*WHAT NEEDS TO BE DONE:* Where does "members" occur in the listing? Copy every line that holds it.

*DATASET CONTENT:*
┌──

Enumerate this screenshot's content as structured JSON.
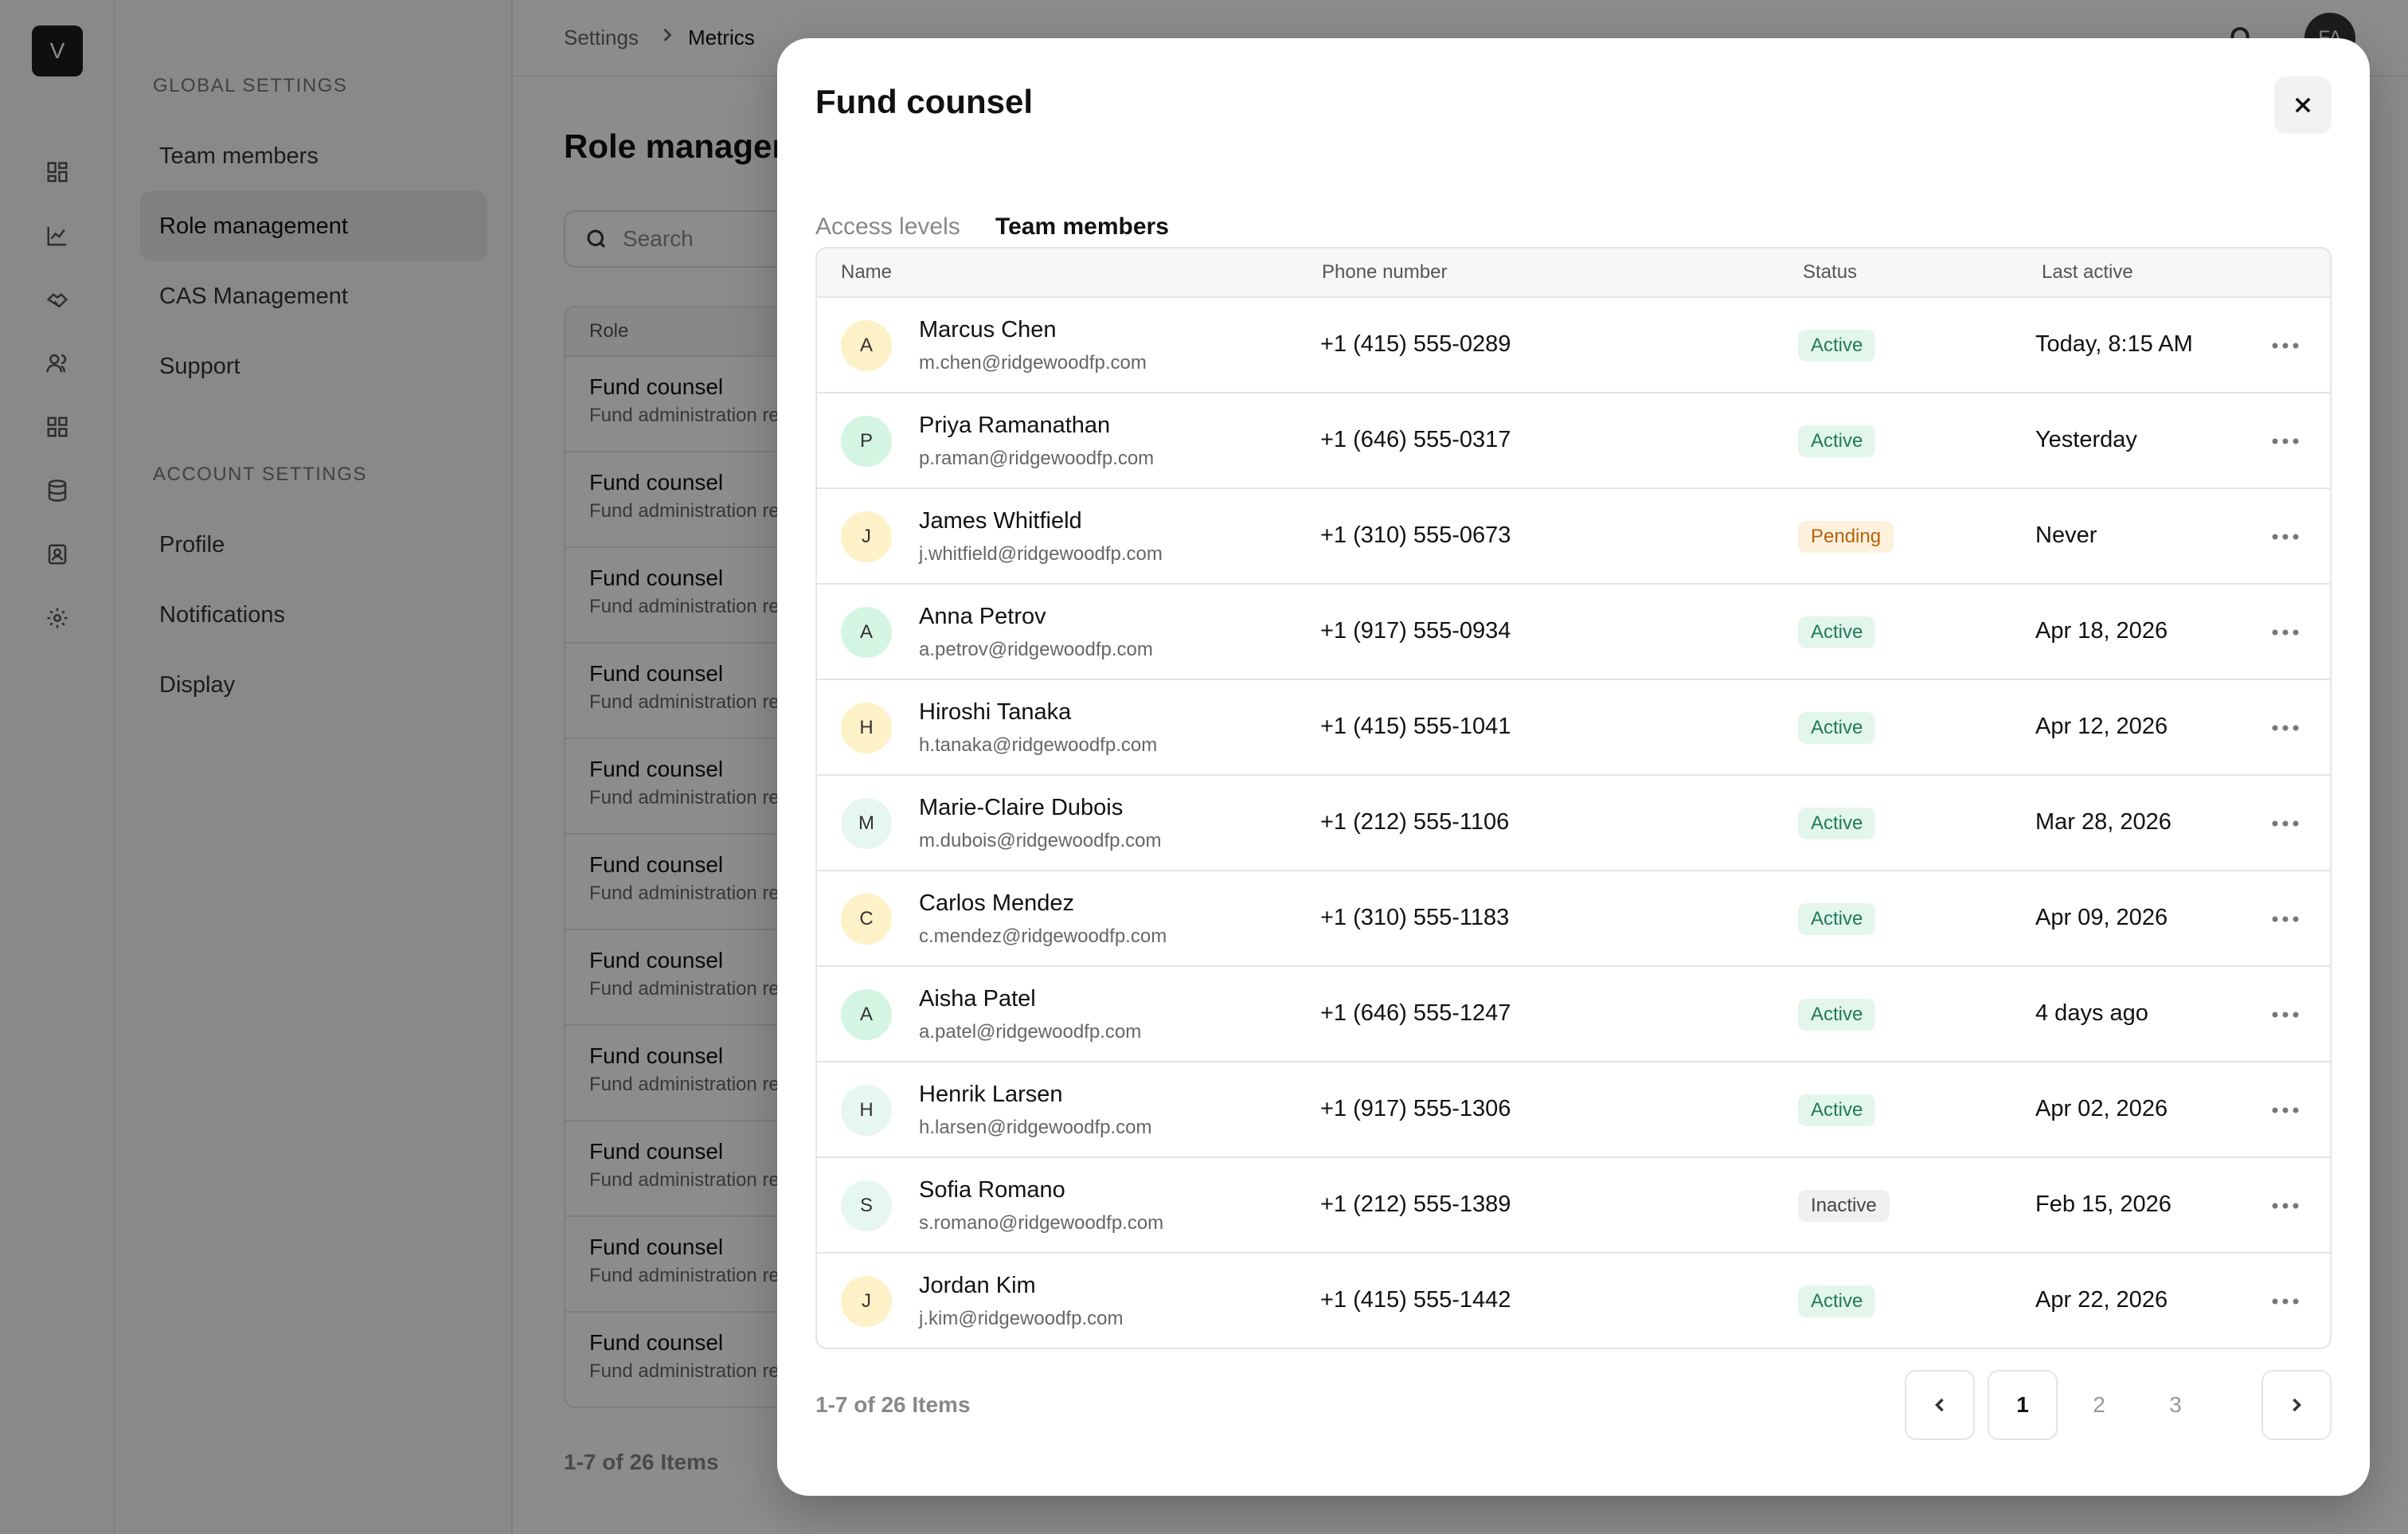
{
  "app": {
    "logo_letter": "V",
    "user_initials": "FA",
    "rail_icons": [
      "dashboard-icon",
      "chart-icon",
      "handshake-icon",
      "users-icon",
      "grid-icon",
      "database-icon",
      "contacts-icon",
      "gear-icon"
    ]
  },
  "settings_nav": {
    "global_heading": "GLOBAL SETTINGS",
    "global_items": [
      "Team members",
      "Role management",
      "CAS Management",
      "Support"
    ],
    "account_heading": "ACCOUNT SETTINGS",
    "account_items": [
      "Profile",
      "Notifications",
      "Display"
    ],
    "active_item": "Role management"
  },
  "background": {
    "breadcrumb": [
      "Settings",
      "Metrics"
    ],
    "page_title": "Role managen",
    "search_placeholder": "Search",
    "column_role": "Role",
    "role_rows": [
      {
        "title": "Fund counsel",
        "subtitle": "Fund administration re"
      },
      {
        "title": "Fund counsel",
        "subtitle": "Fund administration re"
      },
      {
        "title": "Fund counsel",
        "subtitle": "Fund administration re"
      },
      {
        "title": "Fund counsel",
        "subtitle": "Fund administration re"
      },
      {
        "title": "Fund counsel",
        "subtitle": "Fund administration re"
      },
      {
        "title": "Fund counsel",
        "subtitle": "Fund administration re"
      },
      {
        "title": "Fund counsel",
        "subtitle": "Fund administration re"
      },
      {
        "title": "Fund counsel",
        "subtitle": "Fund administration re"
      },
      {
        "title": "Fund counsel",
        "subtitle": "Fund administration re"
      },
      {
        "title": "Fund counsel",
        "subtitle": "Fund administration re"
      },
      {
        "title": "Fund counsel",
        "subtitle": "Fund administration re"
      }
    ],
    "footer_count": "1-7 of 26 Items"
  },
  "modal": {
    "title": "Fund counsel",
    "tabs": [
      "Access levels",
      "Team members"
    ],
    "active_tab": "Team members",
    "columns": [
      "Name",
      "Phone number",
      "Status",
      "Last active"
    ],
    "members": [
      {
        "initial": "A",
        "name": "Marcus Chen",
        "email": "m.chen@ridgewoodfp.com",
        "phone": "+1 (415) 555-0289",
        "status": "Active",
        "last_active": "Today, 8:15 AM",
        "avatar_color": "#fdf1c7"
      },
      {
        "initial": "P",
        "name": "Priya Ramanathan",
        "email": "p.raman@ridgewoodfp.com",
        "phone": "+1 (646) 555-0317",
        "status": "Active",
        "last_active": "Yesterday",
        "avatar_color": "#d5f5e3"
      },
      {
        "initial": "J",
        "name": "James Whitfield",
        "email": "j.whitfield@ridgewoodfp.com",
        "phone": "+1 (310) 555-0673",
        "status": "Pending",
        "last_active": "Never",
        "avatar_color": "#fdf1c7"
      },
      {
        "initial": "A",
        "name": "Anna Petrov",
        "email": "a.petrov@ridgewoodfp.com",
        "phone": "+1 (917) 555-0934",
        "status": "Active",
        "last_active": "Apr 18, 2026",
        "avatar_color": "#d5f5e3"
      },
      {
        "initial": "H",
        "name": "Hiroshi Tanaka",
        "email": "h.tanaka@ridgewoodfp.com",
        "phone": "+1 (415) 555-1041",
        "status": "Active",
        "last_active": "Apr 12, 2026",
        "avatar_color": "#fdf1c7"
      },
      {
        "initial": "M",
        "name": "Marie-Claire Dubois",
        "email": "m.dubois@ridgewoodfp.com",
        "phone": "+1 (212) 555-1106",
        "status": "Active",
        "last_active": "Mar 28, 2026",
        "avatar_color": "#e6f7ef"
      },
      {
        "initial": "C",
        "name": "Carlos Mendez",
        "email": "c.mendez@ridgewoodfp.com",
        "phone": "+1 (310) 555-1183",
        "status": "Active",
        "last_active": "Apr 09, 2026",
        "avatar_color": "#fdf1c7"
      },
      {
        "initial": "A",
        "name": "Aisha Patel",
        "email": "a.patel@ridgewoodfp.com",
        "phone": "+1 (646) 555-1247",
        "status": "Active",
        "last_active": "4 days ago",
        "avatar_color": "#d5f5e3"
      },
      {
        "initial": "H",
        "name": "Henrik Larsen",
        "email": "h.larsen@ridgewoodfp.com",
        "phone": "+1 (917) 555-1306",
        "status": "Active",
        "last_active": "Apr 02, 2026",
        "avatar_color": "#e6f7ef"
      },
      {
        "initial": "S",
        "name": "Sofia Romano",
        "email": "s.romano@ridgewoodfp.com",
        "phone": "+1 (212) 555-1389",
        "status": "Inactive",
        "last_active": "Feb 15, 2026",
        "avatar_color": "#e6f7ef"
      },
      {
        "initial": "J",
        "name": "Jordan Kim",
        "email": "j.kim@ridgewoodfp.com",
        "phone": "+1 (415) 555-1442",
        "status": "Active",
        "last_active": "Apr 22, 2026",
        "avatar_color": "#fdf1c7"
      }
    ],
    "footer_count": "1-7 of 26 Items",
    "pagination": {
      "pages": [
        "1",
        "2",
        "3"
      ],
      "current": "1"
    }
  },
  "colors": {
    "accent": "#1f7a5c",
    "status_active_bg": "#e3f6ec",
    "status_active_fg": "#1f7a5c",
    "status_pending_bg": "#fdf0dc",
    "status_pending_fg": "#b8620b",
    "status_inactive_bg": "#f0f0f0",
    "status_inactive_fg": "#444444"
  }
}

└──

*ANSWER FOR THE TASK:*
      "Team members",
      "Team members"
    "active_tab": "Team members",
    "members": [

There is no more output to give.